Australia comes 11th in the BPSM-Power-Ranking in terms of overall Power Score, sharing place with Saudi Arabia in 2020 with a Power Score of 1.82. Looking at the Power Shift Rate (-0.09), Australia comes 14th due to a loss of overall power. Furthermore, Australia turns out to be one of only four countries showing a negative Country Change Rate (-1.12). To concretize, Australia held the third worst country specific development, considering the isolated view of the country’s development.

Regarding the single indicators, Australia only gained one UNESCO World Heritage in the observed period, leaving the country tied for last. Furthermore, Sidney comes in third last in terms of GDP (PPP), ranking only ahead of Argentina and South Africa, the two taillights of the ranking. This is way worse than its ranking in terms of Power Score would suggest and despite holding the third best percentage increase in this category, granting a very slight increase of Country Share.

In total, Australia controls four naval chokepoints, leaving the country tied for 10th in terms of Chokepoint Control. However, it has to be kept in mind that the inclusion of the chokepoint indicator into the monitor benefits Australia in terms of overall Power Share. Moreover, Australia dropped from third last to penultimate place considering the total reserves over the observed period, only slightly ranking ahead of Argentina. Overall, Australia only holds 0.28% of the Total Reserves of the G19 states.

Despite Australia’s slight increase regarding its Military Spending, the country still ends up with an overall loss of Country Share, since other countries, on average, managed to perform in a better way. As a result, Australia only ranks 12th in this category.

In terms of the overall export volume, Australia shows the second-best percentage increase, which simultaneously led to a rise in Country Share. Considering the indicator of Top Companies, three out of eight of the country’s Fortune 500 companies dropped out of the list, signifying the third worst development in this sector behind the US and the UK. In 2020 Australia ranked 12th in this category.

Australia holds nine universities in the list of the Top 200. The number remained constant over the observed period, leaving Australia at 5th place in 2020.

On the whole, the sectors of Top Universities, Chokepoint control and UNESCO World Heritages are the pillars of Australia’s global Power Share. The country especially excels in the field of soft and structural power, way less in the economic area.

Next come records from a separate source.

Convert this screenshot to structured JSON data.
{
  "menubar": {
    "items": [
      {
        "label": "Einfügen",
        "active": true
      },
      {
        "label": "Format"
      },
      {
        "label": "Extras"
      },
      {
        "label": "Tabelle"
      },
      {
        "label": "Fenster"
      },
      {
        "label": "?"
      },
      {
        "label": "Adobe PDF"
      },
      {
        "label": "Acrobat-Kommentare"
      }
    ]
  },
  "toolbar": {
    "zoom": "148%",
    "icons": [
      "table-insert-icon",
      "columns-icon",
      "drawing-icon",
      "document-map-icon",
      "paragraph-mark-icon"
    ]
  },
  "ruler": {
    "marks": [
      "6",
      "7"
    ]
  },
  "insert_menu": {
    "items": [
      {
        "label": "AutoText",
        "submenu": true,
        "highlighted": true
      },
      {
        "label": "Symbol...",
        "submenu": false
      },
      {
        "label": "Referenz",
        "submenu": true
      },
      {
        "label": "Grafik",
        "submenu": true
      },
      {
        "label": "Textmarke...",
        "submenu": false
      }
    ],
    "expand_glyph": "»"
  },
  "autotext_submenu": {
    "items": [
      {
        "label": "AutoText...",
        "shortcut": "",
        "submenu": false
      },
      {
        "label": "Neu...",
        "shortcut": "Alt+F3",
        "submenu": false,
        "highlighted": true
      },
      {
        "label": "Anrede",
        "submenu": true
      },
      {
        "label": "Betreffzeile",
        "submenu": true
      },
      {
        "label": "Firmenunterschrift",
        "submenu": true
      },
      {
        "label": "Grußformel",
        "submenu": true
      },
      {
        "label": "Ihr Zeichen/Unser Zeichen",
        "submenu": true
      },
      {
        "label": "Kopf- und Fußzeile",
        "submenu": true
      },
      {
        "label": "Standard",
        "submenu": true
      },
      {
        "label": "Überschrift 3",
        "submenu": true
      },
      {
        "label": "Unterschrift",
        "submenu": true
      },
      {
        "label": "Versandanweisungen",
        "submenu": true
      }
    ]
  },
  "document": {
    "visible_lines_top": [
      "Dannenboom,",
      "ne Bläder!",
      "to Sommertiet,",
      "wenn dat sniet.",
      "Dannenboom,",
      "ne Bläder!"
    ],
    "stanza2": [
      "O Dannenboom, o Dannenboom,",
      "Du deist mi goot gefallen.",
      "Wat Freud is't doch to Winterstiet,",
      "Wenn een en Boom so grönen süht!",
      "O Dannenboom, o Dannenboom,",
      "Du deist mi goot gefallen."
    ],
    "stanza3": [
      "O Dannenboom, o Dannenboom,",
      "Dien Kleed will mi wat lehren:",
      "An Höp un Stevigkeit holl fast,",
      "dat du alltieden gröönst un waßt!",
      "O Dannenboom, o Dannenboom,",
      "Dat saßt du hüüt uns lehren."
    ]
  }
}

Please cite as:

Center for Global Studies (CGS) (2022). “Bonn Power Shift Monitor: Australia: Sending Out Mixed Signals”, University of Bonn, Bonn.


Last update: 23/08/2022